Required action:
Report the number of lines below in which the word "کنید" occurs. Nothing else is needed.

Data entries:
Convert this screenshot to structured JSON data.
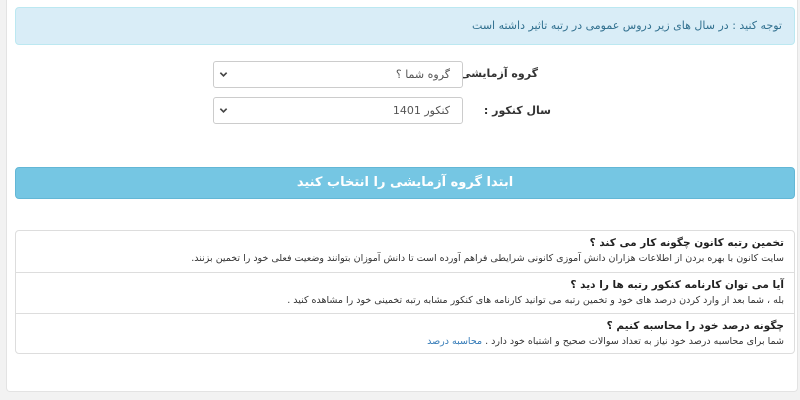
{
  "notice": {
    "text": "توجه کنید : در سال های زیر دروس عمومی در رتبه تاثیر داشته است"
  },
  "form": {
    "group": {
      "label": "گروه آزمایشی :",
      "selected": "گروه شما ؟"
    },
    "year": {
      "label": "سال کنکور :",
      "selected": "کنکور 1401"
    }
  },
  "submit": {
    "label": "ابتدا گروه آزمایشی را انتخاب کنید"
  },
  "faq": {
    "items": [
      {
        "question": "تخمین رتبه کانون چگونه کار می کند ؟",
        "answer": "سایت کانون با بهره بردن از اطلاعات هزاران دانش آموزی کانونی شرایطی فراهم آورده است تا دانش آموزان بتوانند وضعیت فعلی خود را تخمین بزنند."
      },
      {
        "question": "آیا می توان کارنامه کنکور رتبه ها را دید ؟",
        "answer": "بله ، شما بعد از وارد کردن درصد های خود و تخمین رتبه می توانید کارنامه های کنکور مشابه رتبه تخمینی خود را مشاهده کنید ."
      },
      {
        "question": "چگونه درصد خود را محاسبه کنیم ؟",
        "answer": "شما برای محاسبه درصد خود نیاز به تعداد سوالات صحیح و اشتباه خود دارد .",
        "link": "محاسبه درصد"
      }
    ]
  },
  "colors": {
    "notice_bg": "#d9edf7",
    "notice_text": "#31708f",
    "button_bg": "#6ec4e2",
    "link": "#337ab7"
  }
}
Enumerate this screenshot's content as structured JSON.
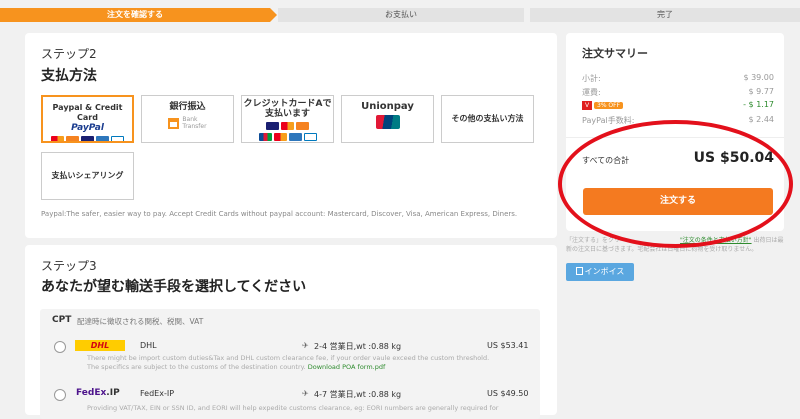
{
  "steps": {
    "confirm": "注文を確認する",
    "payment": "お支払い",
    "done": "完了"
  },
  "step2": {
    "label": "ステップ2",
    "title": "支払方法",
    "methods": [
      {
        "name": "Paypal & Credit Card",
        "sub": "PayPal"
      },
      {
        "name": "銀行振込",
        "sub1": "Bank",
        "sub2": "Transfer"
      },
      {
        "name": "クレジットカードAで支払います"
      },
      {
        "name": "Unionpay"
      },
      {
        "name": "その他の支払い方法"
      },
      {
        "name": "支払いシェアリング"
      }
    ],
    "note": "Paypal:The safer, easier way to pay. Accept Credit Cards without paypal account: Mastercard, Discover, Visa, American Express, Diners."
  },
  "step3": {
    "label": "ステップ3",
    "title": "あなたが望む輸送手段を選択してください",
    "cpt": {
      "code": "CPT",
      "desc": "配達時に徴収される関税、税関、VAT"
    },
    "options": [
      {
        "carrier": "DHL",
        "logo": "DHL",
        "eta": "2-4 営業日,wt :0.88 kg",
        "price": "US $53.41",
        "desc1": "There might be import custom duties&Tax and DHL custom clearance fee, if your order vaule exceed the custom threshold.",
        "desc2": "The specifics are subject to the customs of the destination country.",
        "link": "Download POA form.pdf"
      },
      {
        "carrier": "FedEx-IP",
        "logo_a": "FedEx",
        "logo_b": ".IP",
        "eta": "4-7 営業日,wt :0.88 kg",
        "price": "US $49.50",
        "desc1": "Providing VAT/TAX, EIN or SSN ID, and EORI will help expedite customs clearance, eg: EORI numbers are generally required for"
      }
    ]
  },
  "summary": {
    "title": "注文サマリー",
    "subtotal_label": "小計:",
    "subtotal": "$ 39.00",
    "shipping_label": "運費:",
    "shipping": "$ 9.77",
    "discount_badge": "3% OFF",
    "discount": "- $ 1.17",
    "paypal_fee_label": "PayPal手数料:",
    "paypal_fee": "$ 2.44",
    "total_label": "すべての合計",
    "total": "US $50.04",
    "order_button": "注文する"
  },
  "below_note": {
    "text1": "「注文する」をクリ",
    "text2": "出荷日は最新の注文日に基づきます。宅配会社は日曜日に荷物を受け取りません。",
    "link": "\"注文の条件と支払い方針\""
  },
  "invoice_button": "インボイス"
}
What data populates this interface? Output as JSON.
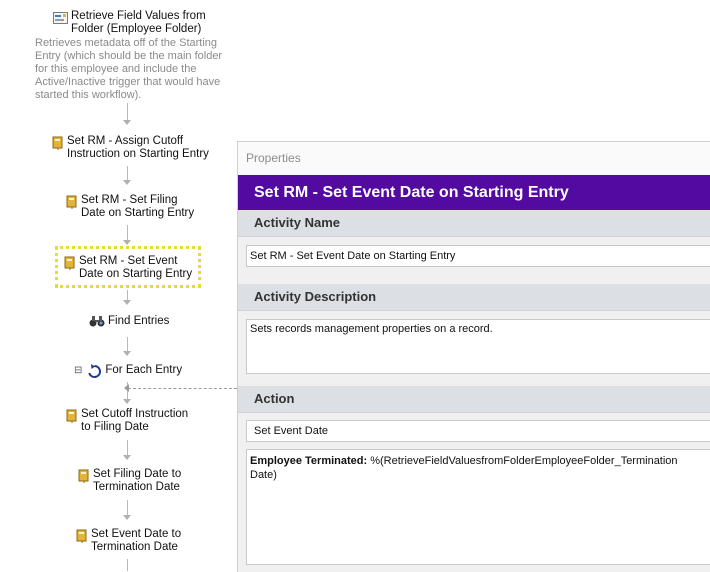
{
  "workflow": {
    "items": [
      {
        "label": "Retrieve Field Values from\nFolder (Employee Folder)",
        "icon": "retrieve-fields-icon"
      },
      {
        "label": "Set RM - Assign Cutoff\nInstruction on Starting Entry",
        "icon": "records-management-icon"
      },
      {
        "label": "Set RM - Set Filing\nDate on Starting Entry",
        "icon": "records-management-icon"
      },
      {
        "label": "Set RM - Set Event\nDate on Starting Entry",
        "icon": "records-management-icon",
        "selected": true
      },
      {
        "label": "Find Entries",
        "icon": "binoculars-icon"
      },
      {
        "label": "For Each Entry",
        "icon": "loop-icon"
      },
      {
        "label": "Set Cutoff Instruction\nto Filing Date",
        "icon": "records-management-icon"
      },
      {
        "label": "Set Filing Date to\nTermination Date",
        "icon": "records-management-icon"
      },
      {
        "label": "Set Event Date to\nTermination Date",
        "icon": "records-management-icon"
      }
    ],
    "retrieve_description": "Retrieves metadata off of the Starting\nEntry (which should be the main folder\nfor this employee and include the\nActive/Inactive trigger that would have\nstarted this workflow).",
    "collapse_symbol": "⊟"
  },
  "properties": {
    "title": "Properties",
    "header": "Set RM - Set Event Date on Starting Entry",
    "activity_name_heading": "Activity Name",
    "activity_name_value": "Set RM - Set Event Date on Starting Entry",
    "activity_description_heading": "Activity Description",
    "activity_description_value": "Sets records management properties on a record.",
    "action_heading": "Action",
    "action_value": "Set Event Date",
    "expression_label": "Employee Terminated:",
    "expression_value": "%(RetrieveFieldValuesfromFolderEmployeeFolder_Termination Date)"
  },
  "colors": {
    "header_bg": "#530aa0",
    "section_bg": "#dcdfe4",
    "selection_outline": "#e3dc3a"
  }
}
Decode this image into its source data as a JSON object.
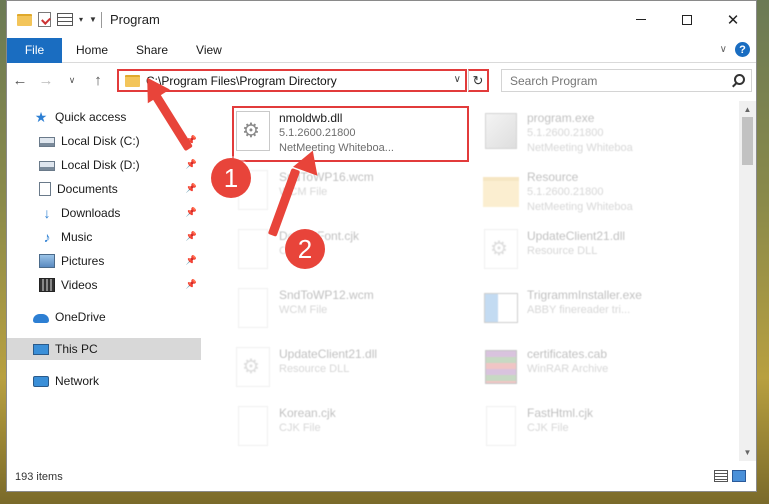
{
  "window": {
    "title": "Program",
    "controls": {
      "minimize": "minimize",
      "maximize": "maximize",
      "close": "✕"
    }
  },
  "ribbon": {
    "tabs": [
      "File",
      "Home",
      "Share",
      "View"
    ],
    "help": "?"
  },
  "address": {
    "path": "C:\\Program Files\\Program Directory"
  },
  "search": {
    "placeholder": "Search Program"
  },
  "sidebar": {
    "items": [
      {
        "label": "Quick access",
        "icon": "star-icon"
      },
      {
        "label": "Local Disk (C:)",
        "icon": "disk-icon"
      },
      {
        "label": "Local Disk (D:)",
        "icon": "disk-icon"
      },
      {
        "label": "Documents",
        "icon": "documents-icon"
      },
      {
        "label": "Downloads",
        "icon": "downloads-icon"
      },
      {
        "label": "Music",
        "icon": "music-icon"
      },
      {
        "label": "Pictures",
        "icon": "pictures-icon"
      },
      {
        "label": "Videos",
        "icon": "videos-icon"
      },
      {
        "label": "OneDrive",
        "icon": "onedrive-icon"
      },
      {
        "label": "This PC",
        "icon": "this-pc-icon"
      },
      {
        "label": "Network",
        "icon": "network-icon"
      }
    ]
  },
  "files": [
    {
      "name": "nmoldwb.dll",
      "line2": "5.1.2600.21800",
      "line3": "NetMeeting Whiteboa...",
      "icon": "dll-gear-icon"
    },
    {
      "name": "program.exe",
      "line2": "5.1.2600.21800",
      "line3": "NetMeeting Whiteboa",
      "icon": "exe-icon"
    },
    {
      "name": "SndToWP16.wcm",
      "line2": "WCM File",
      "icon": "blank-file-icon"
    },
    {
      "name": "Resource",
      "line2": "5.1.2600.21800",
      "line3": "NetMeeting Whiteboa",
      "icon": "folder-icon"
    },
    {
      "name": "DefaultFont.cjk",
      "line2": "CJK File",
      "icon": "blank-file-icon"
    },
    {
      "name": "UpdateClient21.dll",
      "line2": "Resource DLL",
      "icon": "dll-gear-icon"
    },
    {
      "name": "SndToWP12.wcm",
      "line2": "WCM File",
      "icon": "blank-file-icon"
    },
    {
      "name": "TrigrammInstaller.exe",
      "line2": "ABBY finereader tri...",
      "icon": "installer-icon"
    },
    {
      "name": "UpdateClient21.dll",
      "line2": "Resource DLL",
      "icon": "dll-gear-icon"
    },
    {
      "name": "certificates.cab",
      "line2": "WinRAR Archive",
      "icon": "winrar-icon"
    },
    {
      "name": "Korean.cjk",
      "line2": "CJK File",
      "icon": "blank-file-icon"
    },
    {
      "name": "FastHtml.cjk",
      "line2": "CJK File",
      "icon": "blank-file-icon"
    }
  ],
  "status": {
    "item_count": "193 items"
  },
  "annotations": {
    "step1": "1",
    "step2": "2"
  },
  "colors": {
    "accent": "#1a6dc1",
    "highlight": "#e23b3b",
    "arrow": "#e8443a"
  }
}
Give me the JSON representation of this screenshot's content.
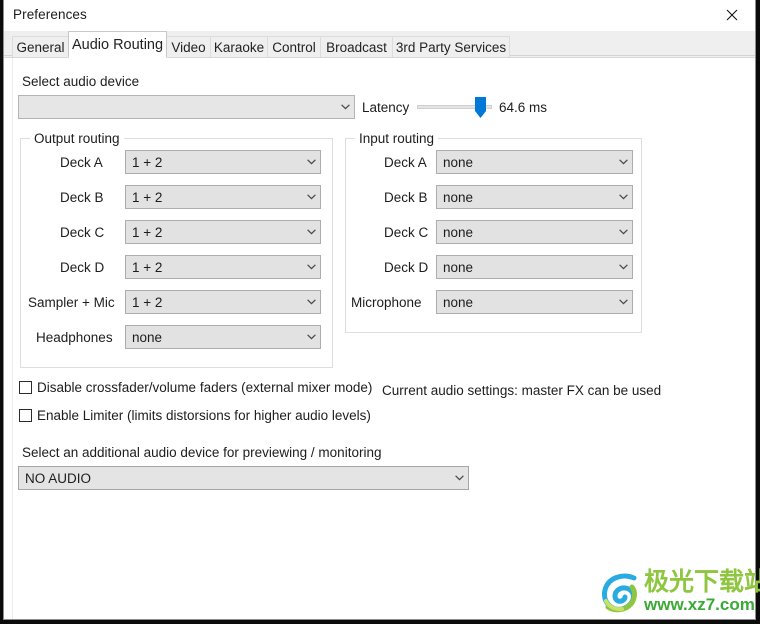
{
  "window": {
    "title": "Preferences",
    "close_icon": "close-icon"
  },
  "tabs": [
    {
      "label": "General",
      "selected": false
    },
    {
      "label": "Audio Routing",
      "selected": true
    },
    {
      "label": "Video",
      "selected": false
    },
    {
      "label": "Karaoke",
      "selected": false
    },
    {
      "label": "Control",
      "selected": false
    },
    {
      "label": "Broadcast",
      "selected": false
    },
    {
      "label": "3rd Party Services",
      "selected": false
    }
  ],
  "audio_device": {
    "label": "Select audio device",
    "value": "",
    "placeholder": ""
  },
  "latency": {
    "label": "Latency",
    "value_text": "64.6 ms",
    "value": 64.6,
    "percent": 90
  },
  "output_routing": {
    "title": "Output routing",
    "rows": [
      {
        "label": "Deck A",
        "value": "1 + 2"
      },
      {
        "label": "Deck B",
        "value": "1 + 2"
      },
      {
        "label": "Deck C",
        "value": "1 + 2"
      },
      {
        "label": "Deck D",
        "value": "1 + 2"
      },
      {
        "label": "Sampler + Mic",
        "value": "1 + 2"
      },
      {
        "label": "Headphones",
        "value": "none"
      }
    ]
  },
  "input_routing": {
    "title": "Input routing",
    "rows": [
      {
        "label": "Deck A",
        "value": "none"
      },
      {
        "label": "Deck B",
        "value": "none"
      },
      {
        "label": "Deck C",
        "value": "none"
      },
      {
        "label": "Deck D",
        "value": "none"
      },
      {
        "label": "Microphone",
        "value": "none"
      }
    ]
  },
  "options": {
    "disable_crossfader": {
      "label": "Disable crossfader/volume faders (external mixer mode)",
      "checked": false
    },
    "enable_limiter": {
      "label": "Enable Limiter (limits distorsions for higher audio levels)",
      "checked": false
    }
  },
  "status": {
    "current_audio_settings": "Current audio settings: master FX can be used"
  },
  "preview_device": {
    "label": "Select an additional audio device for previewing / monitoring",
    "value": "NO AUDIO"
  },
  "watermark": {
    "cn_text": "极光下载站",
    "url_text": "www.xz7.com",
    "logo_icon": "swirl-logo-icon",
    "colors": {
      "cn": "#8ec63f",
      "url": "#3aaa35",
      "logo_blue": "#29abe2",
      "logo_green": "#8ec63f"
    }
  },
  "colors": {
    "accent": "#0078d7",
    "combo_bg": "#e2e2e2",
    "panel_bg": "#ffffff",
    "tabstrip_bg": "#efefef"
  }
}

The completed task:
3